#### WHAT IS BEING ASKED:
Return every line from the records below with the string "true".

#### INPUT RECORDS:
::::::
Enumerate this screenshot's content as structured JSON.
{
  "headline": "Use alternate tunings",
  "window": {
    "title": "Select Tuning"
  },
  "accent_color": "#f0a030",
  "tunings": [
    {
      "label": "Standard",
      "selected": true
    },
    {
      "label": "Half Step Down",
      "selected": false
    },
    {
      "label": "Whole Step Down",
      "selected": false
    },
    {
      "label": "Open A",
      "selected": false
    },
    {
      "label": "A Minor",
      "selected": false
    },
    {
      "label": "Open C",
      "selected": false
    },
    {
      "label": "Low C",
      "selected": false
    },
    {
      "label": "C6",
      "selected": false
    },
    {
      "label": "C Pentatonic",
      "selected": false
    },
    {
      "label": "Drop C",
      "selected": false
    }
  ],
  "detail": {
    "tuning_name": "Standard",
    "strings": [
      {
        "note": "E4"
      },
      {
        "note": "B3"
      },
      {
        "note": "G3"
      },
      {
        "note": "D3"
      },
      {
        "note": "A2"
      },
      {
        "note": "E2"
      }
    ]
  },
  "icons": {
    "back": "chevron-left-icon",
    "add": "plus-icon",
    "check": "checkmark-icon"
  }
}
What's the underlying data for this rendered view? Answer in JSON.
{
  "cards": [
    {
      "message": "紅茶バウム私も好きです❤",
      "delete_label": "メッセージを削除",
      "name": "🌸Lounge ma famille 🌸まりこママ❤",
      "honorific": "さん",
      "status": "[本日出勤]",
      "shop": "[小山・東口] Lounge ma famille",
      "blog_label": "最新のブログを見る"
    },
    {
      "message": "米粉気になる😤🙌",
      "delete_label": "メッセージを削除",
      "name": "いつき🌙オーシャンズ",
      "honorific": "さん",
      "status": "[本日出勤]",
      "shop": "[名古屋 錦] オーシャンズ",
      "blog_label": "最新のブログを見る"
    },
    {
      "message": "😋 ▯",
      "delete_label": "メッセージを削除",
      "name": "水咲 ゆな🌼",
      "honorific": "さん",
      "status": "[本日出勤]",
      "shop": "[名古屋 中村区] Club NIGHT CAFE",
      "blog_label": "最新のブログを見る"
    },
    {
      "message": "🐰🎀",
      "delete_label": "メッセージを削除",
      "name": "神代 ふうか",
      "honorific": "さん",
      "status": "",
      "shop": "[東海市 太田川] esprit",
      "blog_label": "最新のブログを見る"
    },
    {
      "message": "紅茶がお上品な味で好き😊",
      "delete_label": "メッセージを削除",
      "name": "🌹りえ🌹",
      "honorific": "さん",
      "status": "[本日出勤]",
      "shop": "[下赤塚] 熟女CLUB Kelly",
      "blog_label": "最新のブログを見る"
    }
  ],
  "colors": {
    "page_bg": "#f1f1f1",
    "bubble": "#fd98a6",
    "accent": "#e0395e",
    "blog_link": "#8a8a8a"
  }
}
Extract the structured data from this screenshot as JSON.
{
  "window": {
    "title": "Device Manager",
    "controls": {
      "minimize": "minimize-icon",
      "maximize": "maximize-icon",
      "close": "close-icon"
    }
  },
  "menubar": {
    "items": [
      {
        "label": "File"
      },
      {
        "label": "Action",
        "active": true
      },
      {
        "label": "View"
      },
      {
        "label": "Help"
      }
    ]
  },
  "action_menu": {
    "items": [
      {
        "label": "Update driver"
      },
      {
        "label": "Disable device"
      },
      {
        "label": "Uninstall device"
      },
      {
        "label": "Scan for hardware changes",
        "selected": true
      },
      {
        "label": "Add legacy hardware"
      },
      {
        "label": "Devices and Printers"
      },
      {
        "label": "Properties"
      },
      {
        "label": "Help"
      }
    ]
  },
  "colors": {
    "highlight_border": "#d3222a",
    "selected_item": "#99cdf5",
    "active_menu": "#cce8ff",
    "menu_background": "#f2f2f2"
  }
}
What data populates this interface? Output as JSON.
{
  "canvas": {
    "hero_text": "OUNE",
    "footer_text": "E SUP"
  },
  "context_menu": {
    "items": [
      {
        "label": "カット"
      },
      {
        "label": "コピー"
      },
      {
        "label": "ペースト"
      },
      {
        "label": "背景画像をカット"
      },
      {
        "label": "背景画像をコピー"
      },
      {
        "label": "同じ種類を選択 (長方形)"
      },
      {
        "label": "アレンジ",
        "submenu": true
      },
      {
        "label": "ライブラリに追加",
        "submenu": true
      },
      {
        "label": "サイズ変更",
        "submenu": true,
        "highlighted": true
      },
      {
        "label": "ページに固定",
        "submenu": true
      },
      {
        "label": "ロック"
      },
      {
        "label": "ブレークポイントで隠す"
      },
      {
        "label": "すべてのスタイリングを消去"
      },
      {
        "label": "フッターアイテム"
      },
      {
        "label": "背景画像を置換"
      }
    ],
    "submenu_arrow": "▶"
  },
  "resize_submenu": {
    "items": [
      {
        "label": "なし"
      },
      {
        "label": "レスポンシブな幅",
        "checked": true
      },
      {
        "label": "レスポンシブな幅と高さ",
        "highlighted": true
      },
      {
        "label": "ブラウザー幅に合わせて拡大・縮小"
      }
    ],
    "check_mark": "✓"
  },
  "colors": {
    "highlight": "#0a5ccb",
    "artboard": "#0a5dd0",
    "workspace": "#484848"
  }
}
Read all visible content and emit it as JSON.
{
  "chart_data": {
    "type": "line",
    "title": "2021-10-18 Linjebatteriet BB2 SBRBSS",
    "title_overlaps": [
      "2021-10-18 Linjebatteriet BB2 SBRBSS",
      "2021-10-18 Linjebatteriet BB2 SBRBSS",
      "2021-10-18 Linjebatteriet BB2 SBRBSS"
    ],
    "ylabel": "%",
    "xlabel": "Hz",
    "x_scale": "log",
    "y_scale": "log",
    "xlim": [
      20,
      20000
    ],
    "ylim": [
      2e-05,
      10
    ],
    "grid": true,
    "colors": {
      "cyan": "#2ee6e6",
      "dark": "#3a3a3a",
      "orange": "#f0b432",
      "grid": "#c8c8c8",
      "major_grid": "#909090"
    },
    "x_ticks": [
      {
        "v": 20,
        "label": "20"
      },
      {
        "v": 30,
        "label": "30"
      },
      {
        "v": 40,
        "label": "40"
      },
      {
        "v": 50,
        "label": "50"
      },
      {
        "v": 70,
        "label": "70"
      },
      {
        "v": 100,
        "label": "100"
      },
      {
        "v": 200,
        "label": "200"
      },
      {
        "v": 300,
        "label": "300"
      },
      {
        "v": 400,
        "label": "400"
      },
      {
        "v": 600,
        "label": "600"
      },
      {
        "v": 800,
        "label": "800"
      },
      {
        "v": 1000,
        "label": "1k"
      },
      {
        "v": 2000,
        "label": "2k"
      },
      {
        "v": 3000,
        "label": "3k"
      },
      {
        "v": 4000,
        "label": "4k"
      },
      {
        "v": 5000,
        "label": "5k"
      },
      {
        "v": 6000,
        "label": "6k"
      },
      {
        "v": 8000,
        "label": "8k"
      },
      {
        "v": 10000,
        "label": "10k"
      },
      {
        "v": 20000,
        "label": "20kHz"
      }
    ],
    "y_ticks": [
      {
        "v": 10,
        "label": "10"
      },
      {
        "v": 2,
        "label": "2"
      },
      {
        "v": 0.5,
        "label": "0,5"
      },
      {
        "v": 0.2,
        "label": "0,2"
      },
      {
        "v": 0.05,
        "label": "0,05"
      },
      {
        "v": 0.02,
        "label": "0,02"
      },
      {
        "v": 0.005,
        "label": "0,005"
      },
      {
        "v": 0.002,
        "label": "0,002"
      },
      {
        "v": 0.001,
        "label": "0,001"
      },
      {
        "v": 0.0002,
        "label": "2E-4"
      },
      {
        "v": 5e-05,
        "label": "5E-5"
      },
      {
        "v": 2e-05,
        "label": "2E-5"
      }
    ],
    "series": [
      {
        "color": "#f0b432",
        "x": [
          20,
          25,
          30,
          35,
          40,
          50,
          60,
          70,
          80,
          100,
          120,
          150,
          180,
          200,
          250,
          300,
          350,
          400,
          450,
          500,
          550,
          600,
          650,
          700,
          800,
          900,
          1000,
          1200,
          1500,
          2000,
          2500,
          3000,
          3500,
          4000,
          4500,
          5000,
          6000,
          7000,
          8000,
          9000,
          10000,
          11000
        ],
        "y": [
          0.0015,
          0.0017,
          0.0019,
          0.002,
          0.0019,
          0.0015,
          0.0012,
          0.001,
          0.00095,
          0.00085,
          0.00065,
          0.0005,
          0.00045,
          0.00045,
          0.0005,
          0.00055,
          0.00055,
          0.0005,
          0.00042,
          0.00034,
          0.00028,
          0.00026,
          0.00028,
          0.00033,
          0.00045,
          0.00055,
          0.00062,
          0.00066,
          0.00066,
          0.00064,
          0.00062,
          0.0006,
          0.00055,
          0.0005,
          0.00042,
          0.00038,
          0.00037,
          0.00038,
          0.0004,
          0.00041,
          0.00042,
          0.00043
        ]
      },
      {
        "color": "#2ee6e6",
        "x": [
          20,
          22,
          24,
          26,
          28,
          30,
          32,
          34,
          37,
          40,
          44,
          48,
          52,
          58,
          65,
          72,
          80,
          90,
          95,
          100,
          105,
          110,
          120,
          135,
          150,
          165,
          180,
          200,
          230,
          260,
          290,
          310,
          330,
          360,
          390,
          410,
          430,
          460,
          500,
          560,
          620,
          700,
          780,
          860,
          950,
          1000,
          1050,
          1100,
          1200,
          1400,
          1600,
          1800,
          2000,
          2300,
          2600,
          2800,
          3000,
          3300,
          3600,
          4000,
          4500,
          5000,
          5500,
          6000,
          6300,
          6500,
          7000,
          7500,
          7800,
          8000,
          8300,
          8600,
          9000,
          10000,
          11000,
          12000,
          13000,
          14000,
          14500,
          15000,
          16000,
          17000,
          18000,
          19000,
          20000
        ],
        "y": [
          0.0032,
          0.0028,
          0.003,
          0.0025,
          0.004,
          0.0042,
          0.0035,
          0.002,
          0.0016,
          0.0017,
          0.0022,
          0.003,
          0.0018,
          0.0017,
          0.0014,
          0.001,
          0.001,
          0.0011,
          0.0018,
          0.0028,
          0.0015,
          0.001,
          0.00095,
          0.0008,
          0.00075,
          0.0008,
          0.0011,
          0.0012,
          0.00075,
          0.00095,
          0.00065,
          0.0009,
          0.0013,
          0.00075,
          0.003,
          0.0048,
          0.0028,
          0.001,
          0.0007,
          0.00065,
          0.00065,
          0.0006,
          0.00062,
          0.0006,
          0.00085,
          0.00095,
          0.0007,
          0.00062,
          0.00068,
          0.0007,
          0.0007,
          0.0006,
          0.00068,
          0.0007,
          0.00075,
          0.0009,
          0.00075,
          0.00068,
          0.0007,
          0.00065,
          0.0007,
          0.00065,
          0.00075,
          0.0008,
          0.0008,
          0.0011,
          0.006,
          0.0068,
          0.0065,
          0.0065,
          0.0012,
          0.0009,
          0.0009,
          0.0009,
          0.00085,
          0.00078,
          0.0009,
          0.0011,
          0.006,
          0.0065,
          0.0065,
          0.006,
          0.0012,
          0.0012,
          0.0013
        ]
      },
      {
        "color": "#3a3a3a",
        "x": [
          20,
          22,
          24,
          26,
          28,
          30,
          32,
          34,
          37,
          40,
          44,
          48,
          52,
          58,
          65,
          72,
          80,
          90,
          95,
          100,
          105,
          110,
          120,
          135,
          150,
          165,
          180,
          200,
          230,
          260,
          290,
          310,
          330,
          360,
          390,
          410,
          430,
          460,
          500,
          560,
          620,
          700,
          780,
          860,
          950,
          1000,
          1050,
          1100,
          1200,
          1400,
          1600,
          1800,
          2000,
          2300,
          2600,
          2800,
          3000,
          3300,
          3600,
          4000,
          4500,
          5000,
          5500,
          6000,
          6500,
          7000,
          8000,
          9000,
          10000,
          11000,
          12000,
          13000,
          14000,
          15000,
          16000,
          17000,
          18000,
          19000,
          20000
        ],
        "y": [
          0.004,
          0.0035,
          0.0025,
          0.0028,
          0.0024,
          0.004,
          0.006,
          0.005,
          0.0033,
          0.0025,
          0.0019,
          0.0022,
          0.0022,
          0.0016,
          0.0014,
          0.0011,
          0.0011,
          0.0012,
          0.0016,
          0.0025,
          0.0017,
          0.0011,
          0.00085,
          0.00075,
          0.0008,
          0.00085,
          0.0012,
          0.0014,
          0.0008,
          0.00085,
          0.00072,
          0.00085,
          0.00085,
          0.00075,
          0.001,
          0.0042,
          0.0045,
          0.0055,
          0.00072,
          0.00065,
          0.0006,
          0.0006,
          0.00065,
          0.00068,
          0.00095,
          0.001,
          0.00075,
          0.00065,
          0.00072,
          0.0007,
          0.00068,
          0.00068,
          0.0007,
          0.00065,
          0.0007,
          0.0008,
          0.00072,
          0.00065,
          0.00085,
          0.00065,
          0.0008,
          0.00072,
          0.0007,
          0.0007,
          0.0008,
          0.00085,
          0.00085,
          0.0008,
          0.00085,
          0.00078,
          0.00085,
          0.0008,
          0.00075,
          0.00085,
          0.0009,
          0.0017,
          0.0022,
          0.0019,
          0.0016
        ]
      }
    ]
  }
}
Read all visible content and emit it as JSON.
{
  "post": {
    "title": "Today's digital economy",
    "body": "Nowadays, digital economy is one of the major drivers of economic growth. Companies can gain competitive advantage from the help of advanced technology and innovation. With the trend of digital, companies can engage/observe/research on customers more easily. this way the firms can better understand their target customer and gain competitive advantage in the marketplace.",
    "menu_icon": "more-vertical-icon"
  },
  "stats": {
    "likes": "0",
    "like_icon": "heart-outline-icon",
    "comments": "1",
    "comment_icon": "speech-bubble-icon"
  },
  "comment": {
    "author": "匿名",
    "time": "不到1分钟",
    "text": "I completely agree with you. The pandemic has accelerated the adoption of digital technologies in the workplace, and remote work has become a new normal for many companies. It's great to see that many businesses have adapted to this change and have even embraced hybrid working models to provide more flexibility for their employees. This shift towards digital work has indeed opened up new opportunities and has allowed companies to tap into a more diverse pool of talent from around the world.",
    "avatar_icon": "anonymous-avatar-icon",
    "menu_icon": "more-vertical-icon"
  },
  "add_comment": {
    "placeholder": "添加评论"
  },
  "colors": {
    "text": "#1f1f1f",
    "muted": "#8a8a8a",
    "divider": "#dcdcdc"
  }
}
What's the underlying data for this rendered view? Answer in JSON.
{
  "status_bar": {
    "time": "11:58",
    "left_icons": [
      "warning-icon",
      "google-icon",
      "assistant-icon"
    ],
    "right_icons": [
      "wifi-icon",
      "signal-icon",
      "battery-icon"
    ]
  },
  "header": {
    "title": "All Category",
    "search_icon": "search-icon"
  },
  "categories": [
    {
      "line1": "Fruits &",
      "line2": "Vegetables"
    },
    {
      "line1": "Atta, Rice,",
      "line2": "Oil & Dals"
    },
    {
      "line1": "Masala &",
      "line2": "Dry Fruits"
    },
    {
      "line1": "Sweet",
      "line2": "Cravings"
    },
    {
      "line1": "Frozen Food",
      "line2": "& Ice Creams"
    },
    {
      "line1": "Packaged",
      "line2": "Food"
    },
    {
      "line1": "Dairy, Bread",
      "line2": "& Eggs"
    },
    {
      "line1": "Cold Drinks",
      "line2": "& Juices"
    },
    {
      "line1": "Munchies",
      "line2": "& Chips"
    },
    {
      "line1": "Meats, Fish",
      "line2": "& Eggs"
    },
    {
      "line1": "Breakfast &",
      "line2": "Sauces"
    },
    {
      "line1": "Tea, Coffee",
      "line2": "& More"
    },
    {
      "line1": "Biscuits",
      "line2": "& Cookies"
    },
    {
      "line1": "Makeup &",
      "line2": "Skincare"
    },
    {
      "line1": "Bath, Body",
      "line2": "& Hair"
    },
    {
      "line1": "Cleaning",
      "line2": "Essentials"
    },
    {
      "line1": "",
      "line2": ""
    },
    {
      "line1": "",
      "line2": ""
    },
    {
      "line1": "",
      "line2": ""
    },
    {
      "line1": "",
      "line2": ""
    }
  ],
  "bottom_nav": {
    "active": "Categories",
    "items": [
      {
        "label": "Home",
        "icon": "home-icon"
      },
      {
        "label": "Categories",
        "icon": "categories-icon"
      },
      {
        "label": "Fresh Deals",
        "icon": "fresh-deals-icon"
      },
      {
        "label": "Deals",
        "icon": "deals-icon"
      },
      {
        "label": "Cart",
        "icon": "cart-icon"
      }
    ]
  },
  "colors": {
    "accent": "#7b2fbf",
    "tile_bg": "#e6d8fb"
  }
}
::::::
#### YOUR SOLUTION:
      "selected": true
        "active": true
        "selected": true
        "submenu": true
        "submenu": true
        "submenu": true,
        "highlighted": true
        "submenu": true
        "checked": true
        "highlighted": true
    "grid": true,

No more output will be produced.